Saturday, January 02, 2010

Stuff I'm totally going to do in 2010

I'm not much into New Years resolutions, but there are a few things I hope to do this year, apart from the usual publishing papers and writing grants. In essence these are about digitisation and downsizing.

1) Digitising my DVD collection
Towards the end of last year I purchased a nifty 1-terabyte external hard disk and I've since been ripping my DVD collection onto it using the excellent Handbrake. Most other rippers are actually two programs, but this is really easy to use and does the whole thing for you (with plenty of options for customising the output). I've even set up a separate iTunes library just for this purpose so I can have all the nice DVD covers and everything, but my music remains on my laptop. (There is a trick on the Mac when you load iTunes by holding down alt first that allows you to pick which library you load.) Currently I'm about half way through the ripping, but there are still lots of covers to scan.

2) The great paper reduction
My second, much bigger project, is to try and digitise my entire academic library so that I can take more stuff with me on my (fingers crossed) next post-doc. Being a macroevolutionary type my library is quite large and runs to several feet of books and tens of boxfiles. Again, I have already started this, purchasing a nice Epson multi-purpose device that includes a paper feed scanner allowing automated scanning of multiple pages, so less work in creating the initial digital files for the ones I can't just download a PDF for. I then tend to clean these up in Photoshop, usually by ramping up the contrast so OCR is easier, as well as rotating them so the text is nice and straight and cropping any black edges. Initially each file (usually one or two pages) is saved as it's actual page number(s) in the paper (so I can quickly see if any are missing) and each paper is a separate folder. I then combine them into a nice PDF using Acrobat Pro, OCR it for text recognition and then optimise it for a smaller file size. I have PDFs for several boxfiles already, but what I really want to do is link these up to my Endnote library before discarding the original, in a recycling bin of course.

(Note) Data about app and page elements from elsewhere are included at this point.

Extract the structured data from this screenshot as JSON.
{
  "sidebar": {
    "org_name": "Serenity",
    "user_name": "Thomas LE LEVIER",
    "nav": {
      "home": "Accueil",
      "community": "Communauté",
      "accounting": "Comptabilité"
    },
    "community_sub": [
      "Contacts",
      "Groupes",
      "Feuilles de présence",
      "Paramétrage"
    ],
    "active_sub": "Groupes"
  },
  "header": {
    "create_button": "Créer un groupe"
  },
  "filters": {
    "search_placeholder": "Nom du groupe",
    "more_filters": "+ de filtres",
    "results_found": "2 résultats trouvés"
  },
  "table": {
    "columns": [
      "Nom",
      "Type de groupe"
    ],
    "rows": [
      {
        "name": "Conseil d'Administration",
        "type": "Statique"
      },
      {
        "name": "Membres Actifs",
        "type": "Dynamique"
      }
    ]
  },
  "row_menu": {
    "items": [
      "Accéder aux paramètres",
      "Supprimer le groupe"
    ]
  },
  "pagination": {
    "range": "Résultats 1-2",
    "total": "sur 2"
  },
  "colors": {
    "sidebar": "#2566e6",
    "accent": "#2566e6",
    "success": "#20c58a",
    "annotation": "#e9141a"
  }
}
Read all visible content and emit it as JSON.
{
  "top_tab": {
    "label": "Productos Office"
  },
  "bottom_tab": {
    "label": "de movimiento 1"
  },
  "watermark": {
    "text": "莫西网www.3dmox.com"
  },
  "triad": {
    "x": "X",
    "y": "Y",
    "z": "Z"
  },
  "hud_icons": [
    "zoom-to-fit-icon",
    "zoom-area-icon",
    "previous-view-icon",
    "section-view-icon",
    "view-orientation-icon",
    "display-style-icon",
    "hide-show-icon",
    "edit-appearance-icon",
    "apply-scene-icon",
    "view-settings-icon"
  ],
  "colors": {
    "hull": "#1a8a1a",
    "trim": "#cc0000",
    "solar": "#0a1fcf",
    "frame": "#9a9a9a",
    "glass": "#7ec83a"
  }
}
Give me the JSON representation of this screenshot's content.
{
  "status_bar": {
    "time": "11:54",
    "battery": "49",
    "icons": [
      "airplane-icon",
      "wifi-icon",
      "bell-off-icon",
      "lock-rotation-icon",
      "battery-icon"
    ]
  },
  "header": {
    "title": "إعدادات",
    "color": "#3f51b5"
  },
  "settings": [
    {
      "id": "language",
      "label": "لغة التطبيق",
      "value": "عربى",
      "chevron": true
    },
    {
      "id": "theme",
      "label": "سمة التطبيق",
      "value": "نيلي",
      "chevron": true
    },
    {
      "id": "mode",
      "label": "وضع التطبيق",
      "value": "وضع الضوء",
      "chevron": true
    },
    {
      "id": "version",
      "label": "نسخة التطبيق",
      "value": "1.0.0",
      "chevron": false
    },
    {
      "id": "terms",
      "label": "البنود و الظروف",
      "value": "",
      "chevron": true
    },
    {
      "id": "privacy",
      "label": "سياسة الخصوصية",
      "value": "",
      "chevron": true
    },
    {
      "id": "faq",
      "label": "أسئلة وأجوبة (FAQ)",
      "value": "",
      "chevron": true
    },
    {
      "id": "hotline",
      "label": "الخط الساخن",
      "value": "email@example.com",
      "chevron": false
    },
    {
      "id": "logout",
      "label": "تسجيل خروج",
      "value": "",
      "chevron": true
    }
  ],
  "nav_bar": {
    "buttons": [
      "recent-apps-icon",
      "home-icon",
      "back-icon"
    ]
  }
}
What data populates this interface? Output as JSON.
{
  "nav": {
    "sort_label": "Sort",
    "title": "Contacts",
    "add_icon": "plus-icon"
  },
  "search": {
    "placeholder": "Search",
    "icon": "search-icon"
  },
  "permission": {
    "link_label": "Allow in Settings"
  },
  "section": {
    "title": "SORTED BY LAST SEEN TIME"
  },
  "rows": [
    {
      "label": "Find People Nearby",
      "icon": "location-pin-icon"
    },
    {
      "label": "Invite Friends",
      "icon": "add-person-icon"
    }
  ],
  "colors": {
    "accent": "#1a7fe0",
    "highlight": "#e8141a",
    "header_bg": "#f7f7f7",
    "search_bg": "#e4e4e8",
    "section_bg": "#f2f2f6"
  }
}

Not sure I'll complete this in a year, but hopefully I will be able to clear some space from under my desk where I keep the boxfiles that I have no shelf space for.

3) Selling stuff
During my years at Bristol I managed to acquire far too much stuff - I took one carload to Bristol and two van loads out. I have had to downsize to some degree already in my move to London, but there is still a lot of superfluous stuff in my room that I really need to get rid of, either by selling or giving it away. I haven't been ruthless enough in my life so far in getting rid of things I don't use anymore, but hopefully I can finish 2010 with just the things I really need or love.

4) Getting back into running
Just before my PhD I ran the Bristol half marathon and enjoyed it. Since then I haven't really done any running at all, but I now really need the exercise and for a while now I have been thinking of doing the New York marathon, although this will likely have to wait until 2011 due to a clash with this year's GSA. The only way I'm going to get back into it though is if I sign up for another half marathon as I need the incentive to get training again and it looks like I might be going in for the Budapest half marathon in September.

5) Bookmark liberation
In my end of year review I mentioned that I am now getting into reading in a big way, but there are still several books on my shelves that I started reading, but for whatever reason stopped. It is my hope that I can finish these off over the space of the next 12 months, and indeed more generally reach a point where I have actually read all the books I own (with the exception of things like reference books and the like).

About Me

My photo
Currently I am founding member, president elect and entire membership of SWEMP (the Society of Wonky-Eyed Macroevolutionary Palaeobiologists). In my spare time I get paid to do research on very dead organisms and think about the really big questions in life, such as: What is the ultimate nature of reality? Why is there no room for free will in science? and What are the implications of having a wardrobe that consists entirely of hotpants?